Professor Bloom viewed as auspicious the date of Justice Ginsburg’s passing, Friday, September 18, which was the start of Rosh HaShanah, the Jewish New Year. It is said in Jewish tradition that one who dies on the start of the new year is a tzadik, a person of great righteousness. He explained that a tzadik isn’t a person who is especially pious or devoted to attending services, but rather someone who fights for justice. “Justice Ginsburg fought for justice her whole life,” Bloom said.

Hong expressed admiration for the diplomacy of Justice Ginsburg, who recognized the importance of being both an ally and an advocate. She had a beautiful way of modeling agreeable disagreement, Hong said, referencing the Justice’s famous friendship with the late Justice Antonin Scalia. Hong also issued one of Justice Ginsburg’s most influential quotes as a commandment to law students: “Fight for the things that you care about, but do it in a way that will lead others to join you.”

When Professor Koh worked with the American Society for International Law, Justice Ginsburg was its chair. Smiling, he recalled that she, small and seemingly frail, would sit, quiet and unassuming, then dazzle everyone in conversation with questions that were incredibly sharp and precise.

He encouraged students to take Justice Ginsburg’s life as proof that you can translate your lived experience into your legal practice, philosophy, and principles. After all, Koh said, she experienced hardships in life, being a woman, a Jew, a mother, a cancer survivor, and a wife to a cancer survivor, and all of those experiences shaped her career into what it became.

One of the greatest things Justice Ginsburg did for our country, said Fr. Romano, was to say tirelessly that “everybody needs to be here.” Such was her fight for equal representation and her powerful dissent in Shelby County v. Holder, which gutted the Voting Rights Act.

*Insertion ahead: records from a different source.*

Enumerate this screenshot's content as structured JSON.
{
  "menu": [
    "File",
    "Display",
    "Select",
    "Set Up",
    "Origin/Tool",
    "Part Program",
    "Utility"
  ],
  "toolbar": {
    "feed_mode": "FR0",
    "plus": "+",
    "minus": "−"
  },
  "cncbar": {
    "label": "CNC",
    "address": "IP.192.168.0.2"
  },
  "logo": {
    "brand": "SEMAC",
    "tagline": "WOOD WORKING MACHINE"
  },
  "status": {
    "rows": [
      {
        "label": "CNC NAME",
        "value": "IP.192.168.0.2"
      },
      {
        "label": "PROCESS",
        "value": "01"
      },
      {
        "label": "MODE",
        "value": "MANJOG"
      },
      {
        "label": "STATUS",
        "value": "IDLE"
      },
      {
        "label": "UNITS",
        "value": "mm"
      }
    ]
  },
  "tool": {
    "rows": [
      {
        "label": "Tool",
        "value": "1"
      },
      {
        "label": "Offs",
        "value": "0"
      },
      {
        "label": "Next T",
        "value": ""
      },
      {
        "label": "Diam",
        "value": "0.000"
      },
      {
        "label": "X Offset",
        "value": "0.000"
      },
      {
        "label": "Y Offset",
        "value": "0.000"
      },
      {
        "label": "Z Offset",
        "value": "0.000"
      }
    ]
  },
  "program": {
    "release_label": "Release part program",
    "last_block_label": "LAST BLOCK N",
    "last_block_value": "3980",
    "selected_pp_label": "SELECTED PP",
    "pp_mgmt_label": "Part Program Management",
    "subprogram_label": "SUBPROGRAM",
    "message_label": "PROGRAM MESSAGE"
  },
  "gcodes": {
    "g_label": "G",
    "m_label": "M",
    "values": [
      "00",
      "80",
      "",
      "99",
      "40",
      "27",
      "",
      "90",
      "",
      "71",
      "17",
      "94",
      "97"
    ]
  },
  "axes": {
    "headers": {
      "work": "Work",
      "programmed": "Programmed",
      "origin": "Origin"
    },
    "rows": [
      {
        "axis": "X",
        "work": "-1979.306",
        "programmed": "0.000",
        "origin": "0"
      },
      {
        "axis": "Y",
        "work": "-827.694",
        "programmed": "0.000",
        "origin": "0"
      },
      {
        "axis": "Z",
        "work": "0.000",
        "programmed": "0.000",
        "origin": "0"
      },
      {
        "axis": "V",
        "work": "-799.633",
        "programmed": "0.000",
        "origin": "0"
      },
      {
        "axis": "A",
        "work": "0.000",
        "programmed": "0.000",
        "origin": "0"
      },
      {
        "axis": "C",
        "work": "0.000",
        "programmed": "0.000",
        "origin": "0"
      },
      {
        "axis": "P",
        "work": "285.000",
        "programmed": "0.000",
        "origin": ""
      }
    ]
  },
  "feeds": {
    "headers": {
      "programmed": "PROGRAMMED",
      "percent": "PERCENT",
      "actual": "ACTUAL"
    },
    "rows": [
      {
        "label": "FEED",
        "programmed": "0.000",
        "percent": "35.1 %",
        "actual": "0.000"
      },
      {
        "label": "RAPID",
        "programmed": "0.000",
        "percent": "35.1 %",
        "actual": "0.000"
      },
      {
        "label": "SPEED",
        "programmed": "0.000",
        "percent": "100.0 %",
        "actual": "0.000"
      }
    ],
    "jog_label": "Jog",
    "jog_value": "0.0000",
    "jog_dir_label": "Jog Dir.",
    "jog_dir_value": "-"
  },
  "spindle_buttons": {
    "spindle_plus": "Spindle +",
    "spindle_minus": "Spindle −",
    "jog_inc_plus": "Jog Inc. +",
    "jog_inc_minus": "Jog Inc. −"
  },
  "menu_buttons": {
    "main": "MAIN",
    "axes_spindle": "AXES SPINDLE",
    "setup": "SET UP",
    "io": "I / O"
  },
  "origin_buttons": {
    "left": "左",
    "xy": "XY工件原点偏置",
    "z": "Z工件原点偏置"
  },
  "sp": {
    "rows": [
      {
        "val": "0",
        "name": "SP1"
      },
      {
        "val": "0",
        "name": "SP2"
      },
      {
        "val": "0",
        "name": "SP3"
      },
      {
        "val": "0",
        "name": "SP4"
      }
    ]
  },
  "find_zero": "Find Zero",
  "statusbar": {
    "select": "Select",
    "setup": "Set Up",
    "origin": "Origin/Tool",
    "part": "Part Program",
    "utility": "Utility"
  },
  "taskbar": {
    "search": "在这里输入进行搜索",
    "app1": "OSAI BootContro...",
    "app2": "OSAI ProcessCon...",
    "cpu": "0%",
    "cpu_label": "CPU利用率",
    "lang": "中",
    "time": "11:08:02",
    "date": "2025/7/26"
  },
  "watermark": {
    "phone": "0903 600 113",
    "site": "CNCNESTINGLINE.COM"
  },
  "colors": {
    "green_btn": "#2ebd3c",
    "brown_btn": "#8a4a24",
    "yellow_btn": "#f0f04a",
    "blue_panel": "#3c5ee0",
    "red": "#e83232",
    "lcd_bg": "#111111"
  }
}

During the event, some students said that having Justice Ginsburg on the courts for their whole lives was like having a guidepost to model what could be achieved. Another acknowledged that many of her own opportunities in life are the result of the litigation Justice Ginsburg pushed through for women’s rights.